TASK DESCRIPTION: The result should be an exact copy of the data, free of pictures.

▽

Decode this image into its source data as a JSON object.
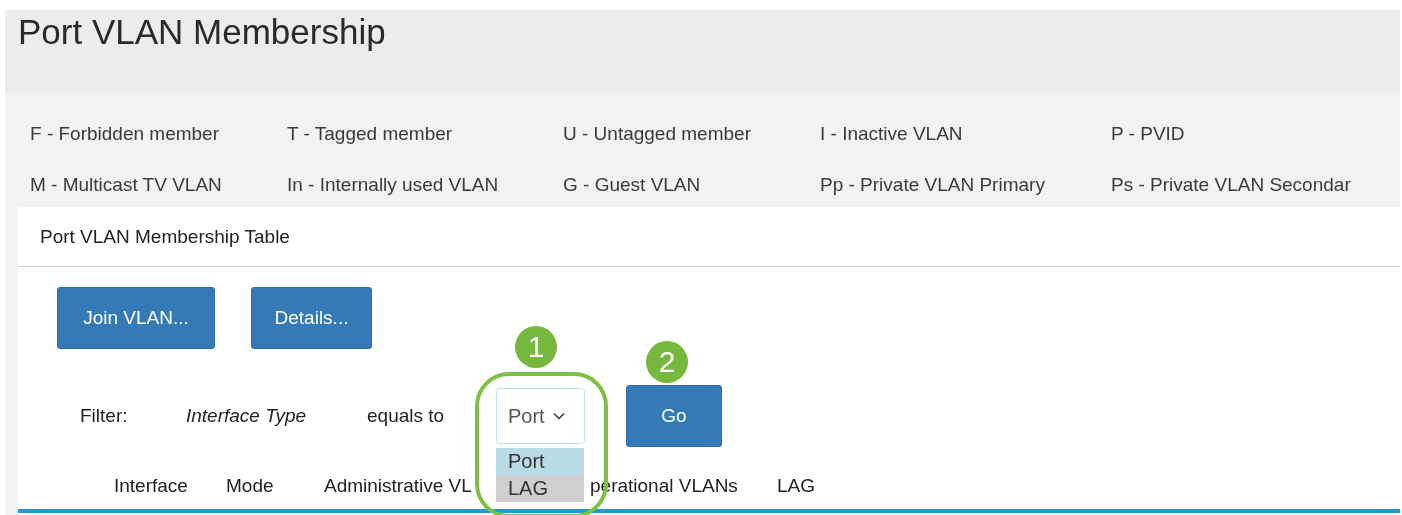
{
  "page": {
    "title": "Port VLAN Membership"
  },
  "legend": [
    {
      "text": "F - Forbidden member"
    },
    {
      "text": "T - Tagged member"
    },
    {
      "text": "U - Untagged member"
    },
    {
      "text": "I - Inactive VLAN"
    },
    {
      "text": "P - PVID"
    },
    {
      "text": "M - Multicast TV VLAN"
    },
    {
      "text": "In - Internally used VLAN"
    },
    {
      "text": "G - Guest VLAN"
    },
    {
      "text": "Pp - Private VLAN Primary"
    },
    {
      "text": "Ps - Private VLAN Secondar"
    }
  ],
  "panel": {
    "title": "Port VLAN Membership Table",
    "buttons": [
      "Join VLAN...",
      "Details..."
    ],
    "filter": {
      "label": "Filter:",
      "field": "Interface Type",
      "operator": "equals to",
      "select": {
        "value": "Port",
        "expanded": true,
        "options": [
          {
            "label": "Port",
            "selected": true
          },
          {
            "label": "LAG",
            "selected": false
          }
        ]
      },
      "go": "Go"
    },
    "callouts": [
      {
        "number": "1"
      },
      {
        "number": "2"
      }
    ],
    "columns": [
      "Interface",
      "Mode",
      "Administrative VL",
      "perational VLANs",
      "LAG"
    ]
  }
}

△

TASK RESULT:
Decode this image into its source data as a JSON object.
{
  "page": {
    "title": "Port VLAN Membership"
  },
  "legend": [
    {
      "text": "F - Forbidden member"
    },
    {
      "text": "T - Tagged member"
    },
    {
      "text": "U - Untagged member"
    },
    {
      "text": "I - Inactive VLAN"
    },
    {
      "text": "P - PVID"
    },
    {
      "text": "M - Multicast TV VLAN"
    },
    {
      "text": "In - Internally used VLAN"
    },
    {
      "text": "G - Guest VLAN"
    },
    {
      "text": "Pp - Private VLAN Primary"
    },
    {
      "text": "Ps - Private VLAN Secondar"
    }
  ],
  "panel": {
    "title": "Port VLAN Membership Table",
    "buttons": [
      "Join VLAN...",
      "Details..."
    ],
    "filter": {
      "label": "Filter:",
      "field": "Interface Type",
      "operator": "equals to",
      "select": {
        "value": "Port",
        "expanded": true,
        "options": [
          {
            "label": "Port",
            "selected": true
          },
          {
            "label": "LAG",
            "selected": false
          }
        ]
      },
      "go": "Go"
    },
    "callouts": [
      {
        "number": "1"
      },
      {
        "number": "2"
      }
    ],
    "columns": [
      "Interface",
      "Mode",
      "Administrative VL",
      "perational VLANs",
      "LAG"
    ]
  }
}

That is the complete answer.